Top of Given data

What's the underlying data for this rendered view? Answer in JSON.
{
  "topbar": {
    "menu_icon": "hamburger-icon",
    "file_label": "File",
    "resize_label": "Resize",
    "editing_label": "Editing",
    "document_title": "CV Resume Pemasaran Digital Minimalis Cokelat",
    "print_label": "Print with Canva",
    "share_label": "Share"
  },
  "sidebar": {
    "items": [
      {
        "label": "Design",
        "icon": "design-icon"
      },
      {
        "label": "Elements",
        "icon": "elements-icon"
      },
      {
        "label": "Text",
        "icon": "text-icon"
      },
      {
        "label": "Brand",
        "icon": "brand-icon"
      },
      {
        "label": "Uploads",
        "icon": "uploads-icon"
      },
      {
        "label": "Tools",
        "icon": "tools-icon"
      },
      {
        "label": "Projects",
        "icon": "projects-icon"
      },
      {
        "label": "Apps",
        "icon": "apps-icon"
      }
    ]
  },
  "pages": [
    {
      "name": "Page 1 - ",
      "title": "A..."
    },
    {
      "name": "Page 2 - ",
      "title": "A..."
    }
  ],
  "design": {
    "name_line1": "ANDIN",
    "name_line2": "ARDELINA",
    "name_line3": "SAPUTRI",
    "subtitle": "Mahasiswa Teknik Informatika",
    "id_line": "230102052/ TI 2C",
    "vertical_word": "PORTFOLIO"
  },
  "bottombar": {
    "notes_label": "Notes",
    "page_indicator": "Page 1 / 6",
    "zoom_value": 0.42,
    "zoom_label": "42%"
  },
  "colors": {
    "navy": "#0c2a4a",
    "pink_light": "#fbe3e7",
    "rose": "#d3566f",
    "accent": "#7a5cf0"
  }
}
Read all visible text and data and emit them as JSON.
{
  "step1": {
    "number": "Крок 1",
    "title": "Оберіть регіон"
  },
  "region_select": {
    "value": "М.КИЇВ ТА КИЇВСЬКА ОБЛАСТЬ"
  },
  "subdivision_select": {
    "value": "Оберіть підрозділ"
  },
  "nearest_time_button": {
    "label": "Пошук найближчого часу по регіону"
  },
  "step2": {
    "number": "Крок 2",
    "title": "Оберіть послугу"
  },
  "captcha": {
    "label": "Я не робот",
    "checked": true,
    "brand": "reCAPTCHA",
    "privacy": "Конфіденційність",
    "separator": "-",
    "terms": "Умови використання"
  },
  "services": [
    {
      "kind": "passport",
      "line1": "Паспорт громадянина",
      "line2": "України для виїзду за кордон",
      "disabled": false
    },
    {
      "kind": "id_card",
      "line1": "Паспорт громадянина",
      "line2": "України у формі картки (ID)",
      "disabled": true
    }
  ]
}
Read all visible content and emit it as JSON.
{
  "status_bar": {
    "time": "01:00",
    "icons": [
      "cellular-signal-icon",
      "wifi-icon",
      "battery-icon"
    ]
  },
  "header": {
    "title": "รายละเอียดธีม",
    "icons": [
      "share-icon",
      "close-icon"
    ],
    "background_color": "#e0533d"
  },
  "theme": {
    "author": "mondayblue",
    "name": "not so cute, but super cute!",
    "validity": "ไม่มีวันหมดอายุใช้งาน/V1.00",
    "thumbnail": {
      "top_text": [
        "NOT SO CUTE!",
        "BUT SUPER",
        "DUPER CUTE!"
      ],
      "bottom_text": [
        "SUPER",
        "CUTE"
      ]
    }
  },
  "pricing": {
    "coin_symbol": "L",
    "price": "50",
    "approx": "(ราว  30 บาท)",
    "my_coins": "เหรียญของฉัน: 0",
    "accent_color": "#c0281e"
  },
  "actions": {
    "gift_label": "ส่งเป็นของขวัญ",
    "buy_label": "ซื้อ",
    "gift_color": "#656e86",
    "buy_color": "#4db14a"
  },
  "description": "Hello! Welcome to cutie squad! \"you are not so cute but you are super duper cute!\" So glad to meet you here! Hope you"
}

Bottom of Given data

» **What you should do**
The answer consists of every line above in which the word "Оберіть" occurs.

» **Result below**
    "title": "Оберіть регіон"
    "value": "Оберіть підрозділ"
    "title": "Оберіть послугу"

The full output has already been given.